A more likely culprit would be Ed Dixon's libretto script, which was being workshopped at New York's Playwrights Horizons when Lyric Stage founding producer Steven Jones discovered it. The posters outside the Irving Arts Center advertise this production of Cather County as a world premiere, but it still feels like a work in progress--and, frankly, one that has quite a few miles to go before it reaches its destination. There are no awkward moments, thanks to the seamless voices of the cast, but this musical doesn't try very hard at anything it attempts, so awkwardness is never an issue. Unfortunately, neither is the possibility of greatness, or even, at least, memorableness. Unlike a potent, unsentimental Willa Cather story, this show flies out of your mind the instant it's no longer in front of your eyes.
Cather County may claim to be a "musical," but it's actually light, dare I say it, opera, more influenced by Gian Carlo Menotti than (thank goodness) Andrew Lloyd Webber. Every line is sung. You can't really blame everyone involved for wanting to avoid the "O" word, which, fairly or unfairly, carries a lot of elitist baggage with it. You probably won't feel cheated once you've sat through a couple of scenes, because the cast that producer Steven Jones has assembled could win long-distance swimming competitions with the lungs of steel they wield here. As far as I could hear, nobody hit a false note, and two or three of the performers were comfortable enough in their marathon technique to coax some truly poignant moments out of the material.

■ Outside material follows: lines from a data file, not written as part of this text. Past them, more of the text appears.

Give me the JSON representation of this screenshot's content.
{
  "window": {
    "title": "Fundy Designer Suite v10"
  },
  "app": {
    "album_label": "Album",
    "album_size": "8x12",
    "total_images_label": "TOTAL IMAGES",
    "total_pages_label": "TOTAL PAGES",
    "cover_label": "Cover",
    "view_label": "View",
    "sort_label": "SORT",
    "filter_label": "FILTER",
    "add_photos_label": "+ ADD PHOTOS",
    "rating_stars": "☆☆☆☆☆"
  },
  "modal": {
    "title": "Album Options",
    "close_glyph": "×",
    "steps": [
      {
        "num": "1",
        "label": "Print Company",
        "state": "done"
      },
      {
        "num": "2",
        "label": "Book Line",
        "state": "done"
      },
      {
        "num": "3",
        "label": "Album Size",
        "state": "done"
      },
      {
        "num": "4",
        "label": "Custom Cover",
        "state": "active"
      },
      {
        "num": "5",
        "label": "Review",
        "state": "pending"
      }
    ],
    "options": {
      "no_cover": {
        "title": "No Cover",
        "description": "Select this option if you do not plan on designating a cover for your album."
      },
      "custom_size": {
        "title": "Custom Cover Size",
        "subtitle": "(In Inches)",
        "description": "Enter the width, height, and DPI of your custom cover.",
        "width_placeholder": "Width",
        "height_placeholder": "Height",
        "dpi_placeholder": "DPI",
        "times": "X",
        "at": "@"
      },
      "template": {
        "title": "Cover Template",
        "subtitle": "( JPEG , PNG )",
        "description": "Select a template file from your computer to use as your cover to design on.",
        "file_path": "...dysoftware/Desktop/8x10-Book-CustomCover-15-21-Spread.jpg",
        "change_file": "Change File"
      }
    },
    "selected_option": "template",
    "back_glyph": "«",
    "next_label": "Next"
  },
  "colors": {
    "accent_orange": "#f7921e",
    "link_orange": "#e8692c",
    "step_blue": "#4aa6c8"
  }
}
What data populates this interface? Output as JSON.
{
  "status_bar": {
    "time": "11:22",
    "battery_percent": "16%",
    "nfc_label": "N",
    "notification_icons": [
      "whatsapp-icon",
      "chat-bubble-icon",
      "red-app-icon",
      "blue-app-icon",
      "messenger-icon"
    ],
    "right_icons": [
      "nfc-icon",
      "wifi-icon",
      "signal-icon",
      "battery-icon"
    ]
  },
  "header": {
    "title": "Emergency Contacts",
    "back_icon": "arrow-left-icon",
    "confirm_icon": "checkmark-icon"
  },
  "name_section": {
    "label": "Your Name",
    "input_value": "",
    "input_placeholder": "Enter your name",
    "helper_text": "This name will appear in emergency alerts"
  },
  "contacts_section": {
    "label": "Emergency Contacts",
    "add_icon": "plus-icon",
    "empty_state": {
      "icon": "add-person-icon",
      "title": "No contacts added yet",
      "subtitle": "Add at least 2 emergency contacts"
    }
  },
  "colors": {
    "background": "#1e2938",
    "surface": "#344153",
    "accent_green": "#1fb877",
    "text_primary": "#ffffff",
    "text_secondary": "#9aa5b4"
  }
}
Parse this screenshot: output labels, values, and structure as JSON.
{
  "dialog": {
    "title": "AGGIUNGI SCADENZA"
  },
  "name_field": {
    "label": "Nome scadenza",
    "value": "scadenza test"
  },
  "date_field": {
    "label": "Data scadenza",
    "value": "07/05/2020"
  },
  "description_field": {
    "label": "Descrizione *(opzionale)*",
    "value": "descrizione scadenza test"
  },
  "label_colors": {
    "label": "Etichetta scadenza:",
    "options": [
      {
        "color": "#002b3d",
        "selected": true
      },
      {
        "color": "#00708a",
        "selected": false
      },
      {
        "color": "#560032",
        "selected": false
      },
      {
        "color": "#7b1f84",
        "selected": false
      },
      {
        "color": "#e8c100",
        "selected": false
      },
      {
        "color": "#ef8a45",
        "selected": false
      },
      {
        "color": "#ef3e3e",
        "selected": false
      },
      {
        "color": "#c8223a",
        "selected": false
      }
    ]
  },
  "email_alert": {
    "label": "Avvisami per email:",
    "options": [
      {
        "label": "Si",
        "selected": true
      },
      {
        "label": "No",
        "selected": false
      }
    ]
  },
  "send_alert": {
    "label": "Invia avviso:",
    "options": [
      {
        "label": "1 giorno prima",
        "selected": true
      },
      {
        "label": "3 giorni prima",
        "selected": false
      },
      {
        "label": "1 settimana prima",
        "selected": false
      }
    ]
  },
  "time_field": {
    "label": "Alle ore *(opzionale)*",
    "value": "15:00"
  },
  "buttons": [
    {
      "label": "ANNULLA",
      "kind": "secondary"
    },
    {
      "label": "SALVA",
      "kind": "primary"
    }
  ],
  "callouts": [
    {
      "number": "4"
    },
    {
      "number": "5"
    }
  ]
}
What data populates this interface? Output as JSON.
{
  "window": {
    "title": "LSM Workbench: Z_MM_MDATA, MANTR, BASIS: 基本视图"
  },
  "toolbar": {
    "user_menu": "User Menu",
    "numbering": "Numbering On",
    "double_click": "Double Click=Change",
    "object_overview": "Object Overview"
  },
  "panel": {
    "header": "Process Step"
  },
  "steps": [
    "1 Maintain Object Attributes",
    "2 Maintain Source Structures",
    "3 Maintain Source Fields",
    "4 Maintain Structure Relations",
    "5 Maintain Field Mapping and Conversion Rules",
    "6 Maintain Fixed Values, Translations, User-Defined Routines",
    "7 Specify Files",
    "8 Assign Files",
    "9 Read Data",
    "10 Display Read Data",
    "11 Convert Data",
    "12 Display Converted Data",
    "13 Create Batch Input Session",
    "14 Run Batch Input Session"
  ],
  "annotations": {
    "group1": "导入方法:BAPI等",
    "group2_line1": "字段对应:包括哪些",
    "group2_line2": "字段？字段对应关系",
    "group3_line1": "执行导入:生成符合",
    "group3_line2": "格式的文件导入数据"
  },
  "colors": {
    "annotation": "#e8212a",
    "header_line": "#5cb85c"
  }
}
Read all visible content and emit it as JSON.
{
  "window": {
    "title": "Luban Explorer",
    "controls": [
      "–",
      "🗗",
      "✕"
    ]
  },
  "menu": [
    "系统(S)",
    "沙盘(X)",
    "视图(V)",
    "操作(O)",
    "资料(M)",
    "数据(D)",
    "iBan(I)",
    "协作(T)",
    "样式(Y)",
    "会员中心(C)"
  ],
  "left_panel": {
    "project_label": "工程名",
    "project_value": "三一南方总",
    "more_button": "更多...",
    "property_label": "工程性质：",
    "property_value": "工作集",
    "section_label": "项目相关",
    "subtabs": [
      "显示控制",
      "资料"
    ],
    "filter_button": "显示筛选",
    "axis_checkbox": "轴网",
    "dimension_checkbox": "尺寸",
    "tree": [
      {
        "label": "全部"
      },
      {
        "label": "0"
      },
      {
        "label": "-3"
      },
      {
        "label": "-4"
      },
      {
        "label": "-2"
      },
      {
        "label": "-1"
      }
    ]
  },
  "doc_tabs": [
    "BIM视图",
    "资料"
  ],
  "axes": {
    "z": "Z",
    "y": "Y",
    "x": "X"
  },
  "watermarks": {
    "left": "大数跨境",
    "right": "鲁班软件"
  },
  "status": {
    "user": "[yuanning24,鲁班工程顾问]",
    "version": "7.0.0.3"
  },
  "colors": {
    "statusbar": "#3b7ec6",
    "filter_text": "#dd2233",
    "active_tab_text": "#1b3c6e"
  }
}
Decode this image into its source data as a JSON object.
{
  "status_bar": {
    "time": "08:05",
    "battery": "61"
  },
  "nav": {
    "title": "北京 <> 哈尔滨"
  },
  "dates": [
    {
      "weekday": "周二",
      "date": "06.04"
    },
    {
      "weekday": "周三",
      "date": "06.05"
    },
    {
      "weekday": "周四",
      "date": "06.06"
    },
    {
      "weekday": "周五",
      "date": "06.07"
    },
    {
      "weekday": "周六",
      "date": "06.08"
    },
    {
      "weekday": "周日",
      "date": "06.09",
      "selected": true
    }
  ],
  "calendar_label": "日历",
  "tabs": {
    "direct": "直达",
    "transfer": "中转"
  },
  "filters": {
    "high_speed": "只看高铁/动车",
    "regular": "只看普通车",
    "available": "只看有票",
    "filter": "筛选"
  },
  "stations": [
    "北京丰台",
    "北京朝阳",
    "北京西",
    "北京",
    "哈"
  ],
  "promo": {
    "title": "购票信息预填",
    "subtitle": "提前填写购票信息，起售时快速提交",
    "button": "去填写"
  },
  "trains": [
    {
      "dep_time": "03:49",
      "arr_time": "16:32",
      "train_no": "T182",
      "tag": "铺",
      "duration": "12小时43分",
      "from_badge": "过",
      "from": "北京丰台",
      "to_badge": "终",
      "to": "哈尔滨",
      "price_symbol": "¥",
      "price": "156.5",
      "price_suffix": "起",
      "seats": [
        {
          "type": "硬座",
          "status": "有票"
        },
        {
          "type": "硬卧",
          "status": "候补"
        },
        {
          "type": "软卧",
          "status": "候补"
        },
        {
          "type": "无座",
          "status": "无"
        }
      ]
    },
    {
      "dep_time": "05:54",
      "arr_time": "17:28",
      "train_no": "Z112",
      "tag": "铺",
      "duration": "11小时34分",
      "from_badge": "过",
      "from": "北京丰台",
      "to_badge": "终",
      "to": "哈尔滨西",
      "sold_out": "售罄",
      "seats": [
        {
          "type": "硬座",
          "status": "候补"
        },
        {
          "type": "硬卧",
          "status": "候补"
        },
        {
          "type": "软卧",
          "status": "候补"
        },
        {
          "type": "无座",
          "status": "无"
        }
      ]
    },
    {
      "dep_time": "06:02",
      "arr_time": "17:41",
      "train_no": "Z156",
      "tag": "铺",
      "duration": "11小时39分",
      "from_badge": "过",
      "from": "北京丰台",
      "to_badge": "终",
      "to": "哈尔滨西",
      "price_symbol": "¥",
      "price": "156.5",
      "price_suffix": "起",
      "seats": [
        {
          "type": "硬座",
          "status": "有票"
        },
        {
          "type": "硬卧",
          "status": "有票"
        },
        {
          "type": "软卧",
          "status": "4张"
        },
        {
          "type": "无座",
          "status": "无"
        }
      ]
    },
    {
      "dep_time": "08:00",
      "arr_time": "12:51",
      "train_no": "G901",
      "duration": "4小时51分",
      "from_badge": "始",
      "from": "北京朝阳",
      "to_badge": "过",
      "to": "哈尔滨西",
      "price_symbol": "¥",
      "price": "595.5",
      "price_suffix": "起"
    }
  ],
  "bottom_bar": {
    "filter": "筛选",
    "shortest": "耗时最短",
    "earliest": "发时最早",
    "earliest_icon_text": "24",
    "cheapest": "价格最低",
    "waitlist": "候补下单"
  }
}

All the action takes place during a 24-hour period and is linked by the amorous exploits of a handsome scoundrel named Jay (Steve Barcus). He breezes into Hawkins Gap and turns many female heads, including Nanette (Pamela Doherty), the meek assistant to an imperious opera singer (Diane Guthrie); a sister-duo of bank clerks named Jessica (Candace Evans) and Tommy (Kelley Murphy), who, despite her Catherian taste for dressing like a man, is apparently heterosexual; and the farmer's daughter Lena (Lori Evanson), whose affections are being violently sought by a macho mountain man named Canute (Greg Dulcie). The story with the least connection to these romantic shenanigans is the tragic romance between Nelly Bly (Dara Whitehead) and Allen Poole (Gaitley Matthews), the affable moonshiner she loves. By the musical's end, the scorecard goes thus: two happy endings, one unexpected death, one surprise family reunion, and two individuals who remain as unattached as when they started.
The show was pleasant enough to sit through and, at under two hours plus intermission, not the endurance contest that many musicals become. But reflect back on what you've seen after the curtain has fallen, and you see the characters are unrealized at best, utterly dispensable at worst. Take the central role, Jay, the dashing wastrel who unites so many of these situations: He gets relatively little stage time, so we hear second-hand about his prowess, far more than we witness it. And although Gaitley Matthews as Allen Poole gets one of the show's musical high points lounging under the trees, he remains, for the show's duration, a devoted bumpkin who wheels his illegal wares around like they were Popsicles. Wouldn't there be a devilish side to this scofflaw? Meanwhile, Greg Dulcie looks the part of the big-legged wilderness galoot, and that's pretty much all the role asks him to bring to it.